» EXERCISE: Working line by line, output the entries below exactly as they appear.

Stored data entries
********

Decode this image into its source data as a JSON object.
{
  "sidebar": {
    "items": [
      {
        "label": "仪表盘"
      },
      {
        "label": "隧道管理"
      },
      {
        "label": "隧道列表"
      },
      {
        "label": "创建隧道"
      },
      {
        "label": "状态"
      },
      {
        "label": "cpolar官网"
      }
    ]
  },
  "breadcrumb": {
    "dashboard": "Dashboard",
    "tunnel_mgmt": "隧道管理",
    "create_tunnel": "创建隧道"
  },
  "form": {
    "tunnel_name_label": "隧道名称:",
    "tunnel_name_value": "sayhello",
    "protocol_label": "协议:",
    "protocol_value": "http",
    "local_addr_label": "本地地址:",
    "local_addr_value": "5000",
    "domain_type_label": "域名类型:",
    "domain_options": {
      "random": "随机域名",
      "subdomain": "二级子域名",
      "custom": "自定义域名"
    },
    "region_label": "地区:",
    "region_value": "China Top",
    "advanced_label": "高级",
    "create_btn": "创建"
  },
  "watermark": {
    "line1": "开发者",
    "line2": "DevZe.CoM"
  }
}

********

» RESULT OF THIS TASK:
Decode this image into its source data as a JSON object.
{
  "sidebar": {
    "items": [
      {
        "label": "仪表盘"
      },
      {
        "label": "隧道管理"
      },
      {
        "label": "隧道列表"
      },
      {
        "label": "创建隧道"
      },
      {
        "label": "状态"
      },
      {
        "label": "cpolar官网"
      }
    ]
  },
  "breadcrumb": {
    "dashboard": "Dashboard",
    "tunnel_mgmt": "隧道管理",
    "create_tunnel": "创建隧道"
  },
  "form": {
    "tunnel_name_label": "隧道名称:",
    "tunnel_name_value": "sayhello",
    "protocol_label": "协议:",
    "protocol_value": "http",
    "local_addr_label": "本地地址:",
    "local_addr_value": "5000",
    "domain_type_label": "域名类型:",
    "domain_options": {
      "random": "随机域名",
      "subdomain": "二级子域名",
      "custom": "自定义域名"
    },
    "region_label": "地区:",
    "region_value": "China Top",
    "advanced_label": "高级",
    "create_btn": "创建"
  },
  "watermark": {
    "line1": "开发者",
    "line2": "DevZe.CoM"
  }
}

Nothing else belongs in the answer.